RECORDS TO USE:
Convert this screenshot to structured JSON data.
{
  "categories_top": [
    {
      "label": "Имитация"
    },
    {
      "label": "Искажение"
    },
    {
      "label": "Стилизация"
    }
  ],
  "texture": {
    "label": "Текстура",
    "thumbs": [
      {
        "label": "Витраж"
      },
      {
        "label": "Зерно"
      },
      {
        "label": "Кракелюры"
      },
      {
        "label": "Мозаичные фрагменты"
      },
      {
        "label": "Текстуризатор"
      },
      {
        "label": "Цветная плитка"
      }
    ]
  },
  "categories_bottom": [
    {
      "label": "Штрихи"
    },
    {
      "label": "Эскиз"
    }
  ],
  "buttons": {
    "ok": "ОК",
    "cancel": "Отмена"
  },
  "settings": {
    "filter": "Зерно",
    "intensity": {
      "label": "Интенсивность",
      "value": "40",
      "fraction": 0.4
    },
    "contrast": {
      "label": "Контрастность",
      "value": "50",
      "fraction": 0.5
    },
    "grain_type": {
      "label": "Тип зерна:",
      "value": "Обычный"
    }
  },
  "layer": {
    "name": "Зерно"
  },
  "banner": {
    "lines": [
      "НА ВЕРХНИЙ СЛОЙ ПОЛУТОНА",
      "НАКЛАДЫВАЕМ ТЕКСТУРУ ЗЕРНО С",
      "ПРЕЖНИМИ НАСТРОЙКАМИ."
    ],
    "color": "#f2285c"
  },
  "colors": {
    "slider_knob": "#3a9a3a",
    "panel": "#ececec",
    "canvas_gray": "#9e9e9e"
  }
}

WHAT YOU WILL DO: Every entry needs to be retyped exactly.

SOLVED PROBLEM:
Convert this screenshot to structured JSON data.
{
  "categories_top": [
    {
      "label": "Имитация"
    },
    {
      "label": "Искажение"
    },
    {
      "label": "Стилизация"
    }
  ],
  "texture": {
    "label": "Текстура",
    "thumbs": [
      {
        "label": "Витраж"
      },
      {
        "label": "Зерно"
      },
      {
        "label": "Кракелюры"
      },
      {
        "label": "Мозаичные фрагменты"
      },
      {
        "label": "Текстуризатор"
      },
      {
        "label": "Цветная плитка"
      }
    ]
  },
  "categories_bottom": [
    {
      "label": "Штрихи"
    },
    {
      "label": "Эскиз"
    }
  ],
  "buttons": {
    "ok": "ОК",
    "cancel": "Отмена"
  },
  "settings": {
    "filter": "Зерно",
    "intensity": {
      "label": "Интенсивность",
      "value": "40",
      "fraction": 0.4
    },
    "contrast": {
      "label": "Контрастность",
      "value": "50",
      "fraction": 0.5
    },
    "grain_type": {
      "label": "Тип зерна:",
      "value": "Обычный"
    }
  },
  "layer": {
    "name": "Зерно"
  },
  "banner": {
    "lines": [
      "НА ВЕРХНИЙ СЛОЙ ПОЛУТОНА",
      "НАКЛАДЫВАЕМ ТЕКСТУРУ ЗЕРНО С",
      "ПРЕЖНИМИ НАСТРОЙКАМИ."
    ],
    "color": "#f2285c"
  },
  "colors": {
    "slider_knob": "#3a9a3a",
    "panel": "#ececec",
    "canvas_gray": "#9e9e9e"
  }
}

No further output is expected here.